Newton – Hooke Controversy
Hooke, as well as Isaac Newton, were involved in an argument over the concept of gravity’s force using an inverse square relation to determine the elliptical orbits around planets. Hooke and Newton debated their theories in written letters to one another. After Newton wrote his Principia in 1859, he did not give credit to Hooke. If Hooke challenged Newton’s assertions, Newton denied any wrong. The resultant squabble between the top English scientists at the time would last until the death of Hooke.
Newton became the President of the Royal Society that same year and Hooke’s numerous collections and instruments disappeared along with the sole known photograph of him. As the President, Newton was responsible for the possessions entrusted to the Society however it was never proved that there was any involvement by him in the disappearance of these objects.
- The craters on the Moon and Mars bear his name.
- Hooke developed a mechanistic model of human memory that was based on the idea that memories were a biological phenomenon that occurred within the brain.
- British historian Allan Chapman refers to Hooke as “England’s Leonardo,” in reference to his resemblance with Leonardo da Vinci as a polymath.
- There is no official portrait or photograph of Robert Hooke. His contemporaries have described Hooke as a slim person of average size with gray eyes and brown hair, and gray eyes.
- Hooke never got married or had children.
Death and Legacy
Hooke was an outstanding scientist, a faithful Christian and a grumpy and impatient person. The main reason he was not able to achieve success was his lack of enthusiasm for math. Some of his ideas inspired and were further developed by people within and outside the Royal Society, such as the Dutch microbiologist who was the pioneer Antoni Van Leeuwenhoek (1632-1723) Geographer and navigator William Dampier (1652-1715), geologist Niels Stenson (better known as Steno 1638-1686) Hooke’s personal foe, Isaac Newton (1642-1727). In 1686, when Hooke was a member of the Royal Society published Newton’s “Principia” in 1686, Hooke accused him of plagiarism.
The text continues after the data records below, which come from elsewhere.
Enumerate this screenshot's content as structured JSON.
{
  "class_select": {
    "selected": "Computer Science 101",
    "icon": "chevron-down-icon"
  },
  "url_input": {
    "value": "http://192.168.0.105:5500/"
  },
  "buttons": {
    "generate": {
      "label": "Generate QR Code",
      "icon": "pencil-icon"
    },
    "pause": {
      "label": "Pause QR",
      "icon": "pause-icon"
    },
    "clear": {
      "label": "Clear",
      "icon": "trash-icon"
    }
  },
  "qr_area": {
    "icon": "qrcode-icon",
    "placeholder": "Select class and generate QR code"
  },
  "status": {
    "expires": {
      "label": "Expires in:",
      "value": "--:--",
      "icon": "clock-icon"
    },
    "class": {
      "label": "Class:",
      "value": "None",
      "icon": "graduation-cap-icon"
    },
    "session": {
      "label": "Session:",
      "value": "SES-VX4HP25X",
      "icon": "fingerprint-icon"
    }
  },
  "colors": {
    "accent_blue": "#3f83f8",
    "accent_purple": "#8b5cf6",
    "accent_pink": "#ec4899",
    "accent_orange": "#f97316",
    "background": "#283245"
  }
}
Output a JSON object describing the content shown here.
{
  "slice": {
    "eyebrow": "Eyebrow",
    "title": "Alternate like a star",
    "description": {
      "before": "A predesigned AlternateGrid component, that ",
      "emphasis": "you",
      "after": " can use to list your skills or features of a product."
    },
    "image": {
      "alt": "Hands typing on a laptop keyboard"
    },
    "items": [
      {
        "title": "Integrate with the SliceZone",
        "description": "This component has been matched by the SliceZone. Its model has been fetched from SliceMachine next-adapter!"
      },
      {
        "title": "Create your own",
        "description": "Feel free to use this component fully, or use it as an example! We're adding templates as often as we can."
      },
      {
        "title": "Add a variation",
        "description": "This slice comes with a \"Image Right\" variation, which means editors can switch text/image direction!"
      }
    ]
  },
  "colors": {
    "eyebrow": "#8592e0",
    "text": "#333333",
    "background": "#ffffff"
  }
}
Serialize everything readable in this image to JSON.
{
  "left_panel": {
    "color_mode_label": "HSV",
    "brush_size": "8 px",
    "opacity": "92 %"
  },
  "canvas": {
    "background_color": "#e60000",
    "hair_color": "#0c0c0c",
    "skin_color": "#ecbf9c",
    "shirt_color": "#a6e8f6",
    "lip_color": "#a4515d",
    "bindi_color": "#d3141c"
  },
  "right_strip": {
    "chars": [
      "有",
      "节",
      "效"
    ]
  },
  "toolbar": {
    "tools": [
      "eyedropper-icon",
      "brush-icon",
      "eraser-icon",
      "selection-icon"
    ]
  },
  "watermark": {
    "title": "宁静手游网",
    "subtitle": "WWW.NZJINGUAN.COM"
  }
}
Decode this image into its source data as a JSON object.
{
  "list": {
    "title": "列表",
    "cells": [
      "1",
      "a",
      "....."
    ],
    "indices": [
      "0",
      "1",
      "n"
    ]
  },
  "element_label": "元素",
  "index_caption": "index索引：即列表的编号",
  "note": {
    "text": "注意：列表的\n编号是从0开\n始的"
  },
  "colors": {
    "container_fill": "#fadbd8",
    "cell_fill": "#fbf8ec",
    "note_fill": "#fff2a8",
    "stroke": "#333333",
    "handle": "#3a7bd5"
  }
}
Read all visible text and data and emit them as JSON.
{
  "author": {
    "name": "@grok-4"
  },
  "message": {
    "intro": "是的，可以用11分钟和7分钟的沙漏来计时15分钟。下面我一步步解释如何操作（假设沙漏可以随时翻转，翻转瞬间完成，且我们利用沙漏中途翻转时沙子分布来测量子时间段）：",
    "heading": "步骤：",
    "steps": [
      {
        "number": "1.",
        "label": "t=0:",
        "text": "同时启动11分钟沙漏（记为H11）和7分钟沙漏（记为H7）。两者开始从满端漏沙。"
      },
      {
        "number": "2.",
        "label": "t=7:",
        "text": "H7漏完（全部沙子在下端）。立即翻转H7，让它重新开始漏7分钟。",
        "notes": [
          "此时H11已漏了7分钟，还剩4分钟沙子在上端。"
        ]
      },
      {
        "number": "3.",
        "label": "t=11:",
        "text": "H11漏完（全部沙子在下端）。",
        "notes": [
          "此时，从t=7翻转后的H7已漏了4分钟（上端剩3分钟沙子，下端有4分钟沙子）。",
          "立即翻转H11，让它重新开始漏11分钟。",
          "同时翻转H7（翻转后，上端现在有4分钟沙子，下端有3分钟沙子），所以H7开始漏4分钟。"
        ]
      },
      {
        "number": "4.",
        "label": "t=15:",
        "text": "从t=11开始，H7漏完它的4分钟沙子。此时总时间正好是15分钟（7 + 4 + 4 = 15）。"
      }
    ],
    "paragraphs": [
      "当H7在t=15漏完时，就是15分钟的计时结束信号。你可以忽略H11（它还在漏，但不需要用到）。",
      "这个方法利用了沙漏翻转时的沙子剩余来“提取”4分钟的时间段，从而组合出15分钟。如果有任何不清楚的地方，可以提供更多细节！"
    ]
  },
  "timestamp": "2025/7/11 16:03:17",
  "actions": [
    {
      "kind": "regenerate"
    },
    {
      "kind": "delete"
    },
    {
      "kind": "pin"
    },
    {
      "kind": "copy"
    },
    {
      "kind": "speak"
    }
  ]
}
This was a matter that was so traumatic for Newton that he delayed the publication of “Optics” until after Hooke passed away.
Hooke kept a journal where he wrote about his ailments that were numerous however, while it does not possess the literary value of Samuel Pepys’, it contains a lot of details about everyday life in London in the aftermath of the Great Fire. He passed away, suffering from Scurvy, among other unknown and unnamed illnesses on the 3rd of March 1703. He never married or had children.